Has poetry changed the world? Has increasing literacy been at all responsible for decreasing brutality—and, if so, “what attributes of literature can explain this? Three come immediately to mind: its invitation to empathy, its reliance on deliberative thought, and its beauty.”
It was once possible to medal in poetry! Over at NPR, the history of poetry and the Olympics…and at the LA Review of Books, an exploration of poetry at the 2012 Summer Games.
Lev Grossman talks about hating a book you’re supposed to love. “I cannot stand this book I’m reading right now. It’s a novel. It’s by a writer who is generally described as Great, but who I’ve always personally felt is Pretty Good When He’s Really On His Game, Which Was Like For One Book, But Generally Speaking He’s Really Not That Good At All. Like For Example Right Now.”

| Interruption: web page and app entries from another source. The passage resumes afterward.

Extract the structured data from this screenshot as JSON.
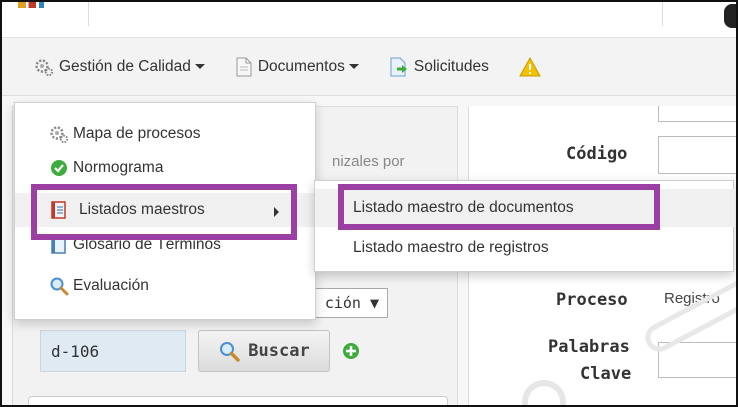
{
  "colors": {
    "highlight_border": "#9b3fa3",
    "success_green": "#3dab3d",
    "warning_yellow": "#f2c200"
  },
  "navbar": {
    "items": [
      {
        "label": "Gestión de Calidad",
        "icon": "gears-icon",
        "has_caret": true
      },
      {
        "label": "Documentos",
        "icon": "document-icon",
        "has_caret": true
      },
      {
        "label": "Solicitudes",
        "icon": "document-arrow-icon",
        "has_caret": false
      },
      {
        "label": "",
        "icon": "warning-icon",
        "has_caret": false
      }
    ]
  },
  "dropdown": {
    "items": [
      {
        "label": "Mapa de procesos",
        "icon": "gears-icon"
      },
      {
        "label": "Normograma",
        "icon": "check-circle-icon"
      },
      {
        "label": "Listados maestros",
        "icon": "list-book-icon",
        "has_submenu": true
      },
      {
        "label": "Glosario de Términos",
        "icon": "glossary-book-icon"
      },
      {
        "label": "Evaluación",
        "icon": "magnifier-icon"
      }
    ]
  },
  "submenu": {
    "items": [
      {
        "label": "Listado maestro de documentos"
      },
      {
        "label": "Listado maestro de registros"
      }
    ]
  },
  "left_panel": {
    "partial_text": "nizales por",
    "select_value": "ción ▼",
    "search_value": "d-106",
    "search_button_label": "Buscar"
  },
  "right_panel": {
    "codigo_label": "Código",
    "proceso_label": "Proceso",
    "proceso_value": "Registro",
    "palabras_label_line1": "Palabras",
    "palabras_label_line2": "Clave"
  }
}
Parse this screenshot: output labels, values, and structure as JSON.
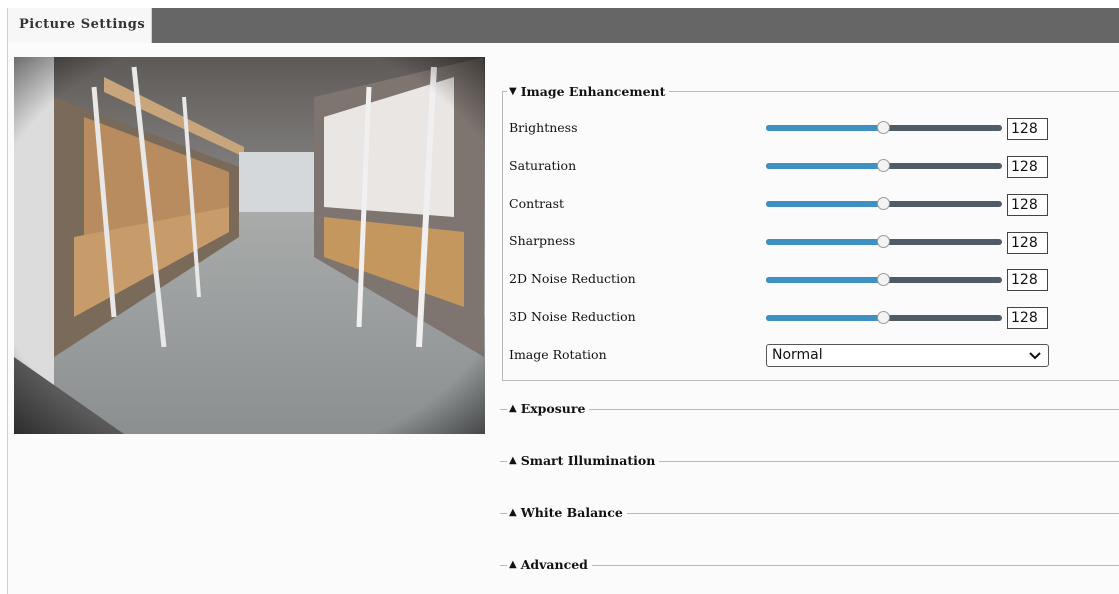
{
  "tab": {
    "label": "Picture Settings"
  },
  "preview": {
    "alt": "camera-preview"
  },
  "image_enhancement": {
    "title": "Image Enhancement",
    "sliders": [
      {
        "label": "Brightness",
        "value": "128",
        "fraction": 0.5
      },
      {
        "label": "Saturation",
        "value": "128",
        "fraction": 0.5
      },
      {
        "label": "Contrast",
        "value": "128",
        "fraction": 0.5
      },
      {
        "label": "Sharpness",
        "value": "128",
        "fraction": 0.5
      },
      {
        "label": "2D Noise Reduction",
        "value": "128",
        "fraction": 0.5
      },
      {
        "label": "3D Noise Reduction",
        "value": "128",
        "fraction": 0.5
      }
    ],
    "rotation": {
      "label": "Image Rotation",
      "selected": "Normal"
    }
  },
  "sections": {
    "exposure": "Exposure",
    "smart_illumination": "Smart Illumination",
    "white_balance": "White Balance",
    "advanced": "Advanced"
  },
  "colors": {
    "topbar": "#666666",
    "slider_fill": "#3d92c1",
    "slider_track": "#505b67"
  }
}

Over at The New Inquiry, Rob Horning explores his discomfort with the word literary. “The literary is what literary people say it is, which is what makes them literary people.”
Some general public reading etiquette. Like, don’t invite your children on stage. Don’t tell stories about the poems that are longer than the poems themselves. And the list goes on…
It’s a simple fact that there are more MFA graduates than tenure-track positions in creative writing. Nick Ripatrazone suggests an alternative to the adjunct life: teach high school.